Missing Beneficiary? Man with question mark over his head

Ascertaining beneficiaries

The obligation to “ascertain” beneficiaries generally comes up when a deceased has left part of his or her estate to a category of beneficiaries, such as “any children of mine”, rather than naming specific individuals in a Will. This obligation may also arise when an individual dies intestate (i.e. without a Will) because, again, the estate trustee may have to ascertain everyone that falls into a certain relationship category with the deceased. For example, if the deceased dies without their spouse, children, parents or siblings alive, his or her estate would pass to any nieces or nephews who were then alive. The estate trustee would therefore have an obligation to identify all nephews and nieces of the deceased.

Once all possible beneficiaries have been identified, the estate trustee then has an obligation to locate these individuals. In some cases, an estate trustee can skip this first step, such as when the deceased has identified all the beneficiaries to his or her estate by name under a Will.

Locating beneficiaries

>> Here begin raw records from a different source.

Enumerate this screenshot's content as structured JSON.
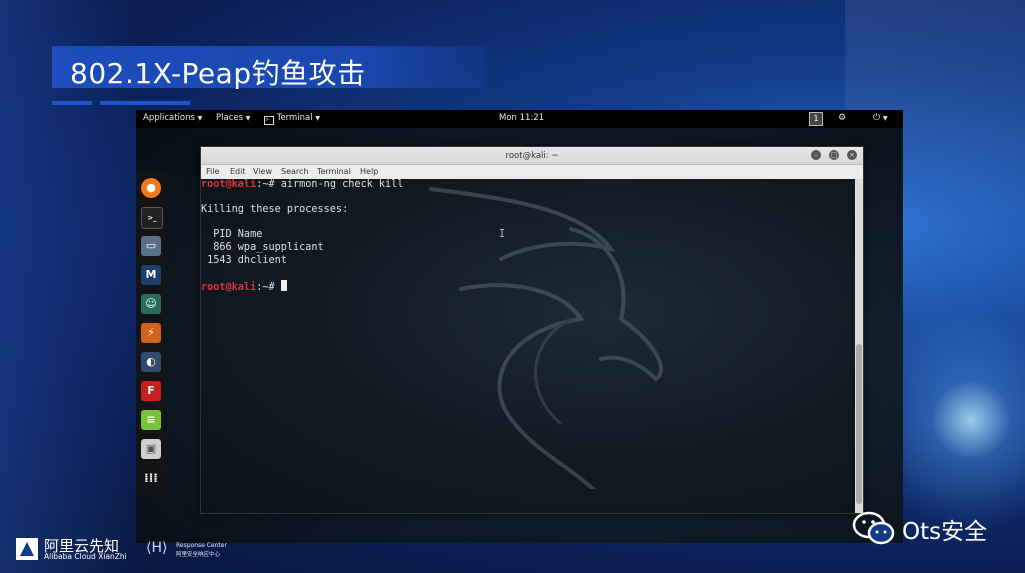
{
  "slide": {
    "title": "802.1X-Peap钓鱼攻击"
  },
  "topbar": {
    "applications": "Applications",
    "places": "Places",
    "terminal": "Terminal",
    "clock": "Mon 11:21",
    "workspace": "1"
  },
  "dock": {
    "items": [
      "firefox-icon",
      "terminal-icon",
      "files-icon",
      "metasploit-icon",
      "armitage-icon",
      "burpsuite-icon",
      "maltego-icon",
      "faraday-icon",
      "leafpad-icon",
      "cherrytree-icon",
      "app-grid-icon"
    ]
  },
  "terminal_window": {
    "title": "root@kali: ~",
    "menu": [
      "File",
      "Edit",
      "View",
      "Search",
      "Terminal",
      "Help"
    ],
    "lines": [
      {
        "user": "root@kali",
        "path": ":~# ",
        "cmd": "airmon-ng check kill"
      },
      {
        "text": "Killing these processes:"
      },
      {
        "text": "  PID Name"
      },
      {
        "text": "  866 wpa_supplicant"
      },
      {
        "text": " 1543 dhclient"
      },
      {
        "user": "root@kali",
        "path": ":~# ",
        "cmd": ""
      }
    ]
  },
  "footer": {
    "ali_cn": "阿里云先知",
    "ali_en": "Alibaba Cloud XianZhi",
    "response_en": "Response Center",
    "response_cn": "阿里安全响应中心",
    "watermark": "Ots安全"
  },
  "colors": {
    "prompt_user": "#e0323a",
    "title_bar": "#1c4dbb",
    "slide_bg": "#123a86"
  }
}
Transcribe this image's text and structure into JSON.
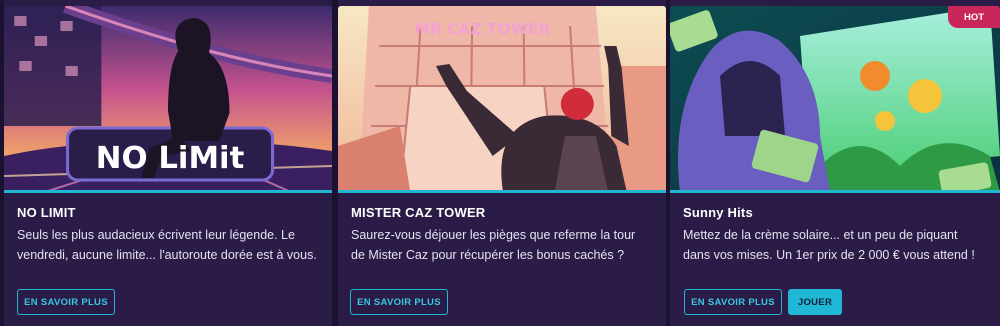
{
  "cards": [
    {
      "title": "NO LIMIT",
      "description": "Seuls les plus audacieux écrivent leur légende. Le vendredi, aucune limite... l'autoroute dorée est à vous.",
      "art_text": "NO LiMit",
      "buttons": {
        "more": "EN SAVOIR PLUS"
      }
    },
    {
      "title": "MISTER CAZ TOWER",
      "description": "Saurez-vous déjouer les pièges que referme la tour de Mister Caz pour récupérer les bonus cachés ?",
      "art_text": "MR CAZ TOWER",
      "buttons": {
        "more": "EN SAVOIR PLUS"
      }
    },
    {
      "title": "Sunny Hits",
      "description": "Mettez de la crème solaire... et un peu de piquant dans vos mises. Un 1er prix de 2 000 € vous attend !",
      "badge": "HOT",
      "buttons": {
        "more": "EN SAVOIR PLUS",
        "play": "JOUER"
      }
    }
  ],
  "colors": {
    "background": "#1b1130",
    "card": "#2a1c47",
    "accent": "#1fb7d4",
    "hot": "#c9265a"
  }
}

To locate a missing beneficiary, the estate trustee should start by talking to the family and friends of the deceased, to see if they have any further insight into where the missing beneficiary is. If this does not assist the trustee, a next possible step is to advertise for the missing beneficiary in a newspaper local to where the missing individual is believed or known to have resided, and possibly online as well. Depending on the size of the estate, an estate trustee may also consider hiring a private investigator to help locate the missing individual.

What if a beneficiary can’t be found?

If an estate trustee still cannot locate a missing beneficiary, he or she can attend court and seek to have the missing individual:

  • Declared dead under the Declaration of Death Act, 2002 (if there’s evidence to suggest they died before the deceased); or
  • Declared an “absentee” under the Absentees Act (if there’s no knowledge as to whether they are dead or alive).

Either of these declarations from the court will allow an estate trustee to continue to administer an estate, despite not being able to locate the beneficiary. However, the court will expect the estate trustee to show he or she made reasonable efforts to locate the missing individual. What is “reasonable” is left up to the judge to decide on a case-by-case basis, having regard to the size of the estate and the amount the missing beneficiary is entitled to.

If you’re unsure about your obligations as an estate trustee, contact our Wills and Estates Group for further guidance.

This content is not intended to provide legal advice or opinion as neither can be given without reference to specific events and situations. © 2017 Nelligan O’Brien Payne LLP.